“Why did you go out with her then?” Slag asked, laughing into his soda.

I shrugged before answering, “She’s really nice, I wanted to give her a chance. But there’s just… nothing.”

Slag just laughed.

Behind him one of the three gang-bangers who had arrived amidst the neon lights of Slag’s rapture was carrying a platter of twenty tacos to his fellows. Perhaps Taco Bell is to gangers what Ramen is to grad students.

Talk turned to mutual friends, their impending marriages, divorces, promotions, and pregnancies. Slag observed that quite a few marriages had grown out of his infrequent multi-day film festivals. In turn, I expressed a certain amount of gratitude that I had never attended such a festival, as the last thing the world needs is fruit from my loins. Thus far my loins have not been terribly fruitful, and I have not had need of them for some number of months, so their sudden productivity would be quite a change from the status quo.

Pulling out an old, frayed spiral notebook, Slag turned conversation towards the blog. For as long as I have known him, he has been a diligent note-taker. I fully believe that in some corner of his apartment Slag keeps notebooks of every sexual technique he learns, quite possibly with crudely drawn illustrations. I, on the other hand, prefer powerpoint.

I noticed his hands were shaking, though if this was from excitement about the blog, some unknown drug addiction, an alien parasite, or some other unimaginable cause perhaps related to the dark incomprehensibility of Cthulu, I cannot say.

“What was your vision when you started the blog? What did you want it to be? What was the purpose?” Slag asked.

Vision? I thought, Purpose? A blogger needs not these things!

“Mostly I just wanted a place to hash out ideas. It’s cathartic- now I can yell at stupid things online instead of in my living room.”

Slag nodded.

“It just sort of evolved into whatever it is now. I write about whatever strikes my fancy, and I love it when people argue with me. Discussion is a good thing.”

Well, maybe I don’t write about everything that strikes my fancy- that might be dangerous in ways I cannot easily describe- but most things.

We talked about ideas for posts, for theme weeks, for bizarre amusements that would keep us interested in the blog and, like good avant garde artists, we did so without any concern for the audience. It’s a blog- if we descend into pointless existentialist navel-gazing, well, then they can just suck it up. Or go hang out somewhere else for a while.

Conversation and laughter continued, touching on our professional successes and failures, Slag’s musings about moving to a new city, and politics. Slag ended up purchasing a taco supreme to chase the potato burrito, I followed suit with an order of cinnamon twists- the faux-Churro of the whitebread world.

“Hey, maybe we should blog about this conversation,” Slag suggested at one point.

“You mean a ‘Drek Said; Slag Said’ sort of thing?”

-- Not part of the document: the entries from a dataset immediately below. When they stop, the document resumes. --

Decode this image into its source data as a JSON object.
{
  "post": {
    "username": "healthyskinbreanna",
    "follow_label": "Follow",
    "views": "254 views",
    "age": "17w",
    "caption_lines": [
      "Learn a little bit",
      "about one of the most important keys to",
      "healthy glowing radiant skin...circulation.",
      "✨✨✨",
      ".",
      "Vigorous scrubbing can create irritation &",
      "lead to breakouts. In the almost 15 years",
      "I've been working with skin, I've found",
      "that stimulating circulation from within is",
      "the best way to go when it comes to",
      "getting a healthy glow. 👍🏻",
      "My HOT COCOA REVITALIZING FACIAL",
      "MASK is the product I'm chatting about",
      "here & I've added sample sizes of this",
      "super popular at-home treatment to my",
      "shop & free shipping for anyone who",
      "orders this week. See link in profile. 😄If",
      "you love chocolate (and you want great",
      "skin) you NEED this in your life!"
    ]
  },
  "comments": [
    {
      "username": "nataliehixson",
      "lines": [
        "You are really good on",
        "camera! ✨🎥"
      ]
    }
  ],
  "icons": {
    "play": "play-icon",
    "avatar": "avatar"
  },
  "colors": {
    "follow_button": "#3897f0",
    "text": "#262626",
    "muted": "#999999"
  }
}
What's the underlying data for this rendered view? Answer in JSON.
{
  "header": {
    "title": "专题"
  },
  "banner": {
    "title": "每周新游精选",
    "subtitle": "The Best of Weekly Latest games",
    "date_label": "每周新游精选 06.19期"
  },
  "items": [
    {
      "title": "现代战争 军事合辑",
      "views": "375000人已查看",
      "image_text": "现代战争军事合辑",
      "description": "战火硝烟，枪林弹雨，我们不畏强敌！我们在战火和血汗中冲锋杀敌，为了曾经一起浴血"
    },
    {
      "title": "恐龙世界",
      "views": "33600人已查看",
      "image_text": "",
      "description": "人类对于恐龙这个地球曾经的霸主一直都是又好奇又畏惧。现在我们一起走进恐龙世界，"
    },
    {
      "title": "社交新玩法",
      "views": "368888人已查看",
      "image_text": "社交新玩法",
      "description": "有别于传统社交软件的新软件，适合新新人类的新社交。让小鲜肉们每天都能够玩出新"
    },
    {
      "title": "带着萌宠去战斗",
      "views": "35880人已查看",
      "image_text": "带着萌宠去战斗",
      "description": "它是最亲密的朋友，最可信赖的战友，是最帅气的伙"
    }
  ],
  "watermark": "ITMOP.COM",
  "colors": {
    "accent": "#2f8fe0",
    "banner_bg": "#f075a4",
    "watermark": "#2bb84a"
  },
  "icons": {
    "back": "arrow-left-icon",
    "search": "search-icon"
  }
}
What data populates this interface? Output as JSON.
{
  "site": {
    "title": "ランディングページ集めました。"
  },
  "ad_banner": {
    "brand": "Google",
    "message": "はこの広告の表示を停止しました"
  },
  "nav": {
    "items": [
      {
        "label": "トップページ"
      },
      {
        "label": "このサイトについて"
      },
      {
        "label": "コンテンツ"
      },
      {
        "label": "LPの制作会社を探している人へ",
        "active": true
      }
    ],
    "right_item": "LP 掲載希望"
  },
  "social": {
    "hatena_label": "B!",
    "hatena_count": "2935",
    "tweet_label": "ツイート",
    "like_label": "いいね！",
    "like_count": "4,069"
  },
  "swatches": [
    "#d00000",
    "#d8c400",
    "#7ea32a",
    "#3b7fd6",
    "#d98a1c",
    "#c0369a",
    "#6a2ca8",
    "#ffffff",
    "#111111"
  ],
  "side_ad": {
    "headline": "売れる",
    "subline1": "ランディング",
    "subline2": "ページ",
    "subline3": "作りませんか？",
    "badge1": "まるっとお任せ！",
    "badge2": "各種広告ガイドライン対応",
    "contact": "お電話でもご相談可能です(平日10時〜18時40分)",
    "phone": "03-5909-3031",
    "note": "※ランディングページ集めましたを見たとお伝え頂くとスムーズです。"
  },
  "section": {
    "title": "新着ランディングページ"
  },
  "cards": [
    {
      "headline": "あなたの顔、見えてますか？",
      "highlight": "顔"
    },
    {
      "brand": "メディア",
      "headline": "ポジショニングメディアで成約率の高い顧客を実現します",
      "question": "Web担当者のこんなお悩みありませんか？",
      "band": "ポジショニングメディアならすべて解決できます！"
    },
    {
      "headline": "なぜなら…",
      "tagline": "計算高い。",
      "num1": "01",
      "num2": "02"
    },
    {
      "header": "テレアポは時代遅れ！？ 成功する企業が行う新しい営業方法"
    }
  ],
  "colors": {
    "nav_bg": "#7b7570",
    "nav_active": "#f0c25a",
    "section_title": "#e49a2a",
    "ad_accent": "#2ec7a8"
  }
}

He nodded, “Sure. That’d be really funny.”

“Well, it’d be interesting.”


“You want to?”

“Sure,” I replied, “Although I’ll be tempted to just make shit up. Then again, what else is new?”

Slag laughed, and wrote in his notebook in a neat clean script, Slag Said; Drek Said.

Soon, however, our night drew to an end. We said our goodbyes with the clean, brief, awkwardness of men. Do we hug? Do we not hug? Okay, we’ll just wave. That works. Waving is good. See? I’m waving, that means I like you. But not too much.

Slag walked to his borrowed car, and I to mine. I climbed back to the command deck of the mechanized behemoth, remembering to request a tugboat from the harbormaster to guide me out of my parking space. I led the way from the parking lot, the sparks of our headlights diverging quickly- Slag heading for Orange Blossom Trail and, doubtless, for its disreputable Southern end where sex comes with a bargain-bin pricetag. “Hot Belgian” indeed. I, in turn, steamed behind a strip mall and east on Sandlake, setting course for my family home. I had visited with Slag, eaten at Taco Bell, and lived to tell the tale.

It was a good night to have gone out. A clear night, a warm night, in every way a typical Central Florida night. A night of fear and loathing in the Taco Bell.


Blogger Tom Volscho said...



Tuesday, January 18, 2005 7:47:00 PM  

Post a Comment

<< Home

Site Meter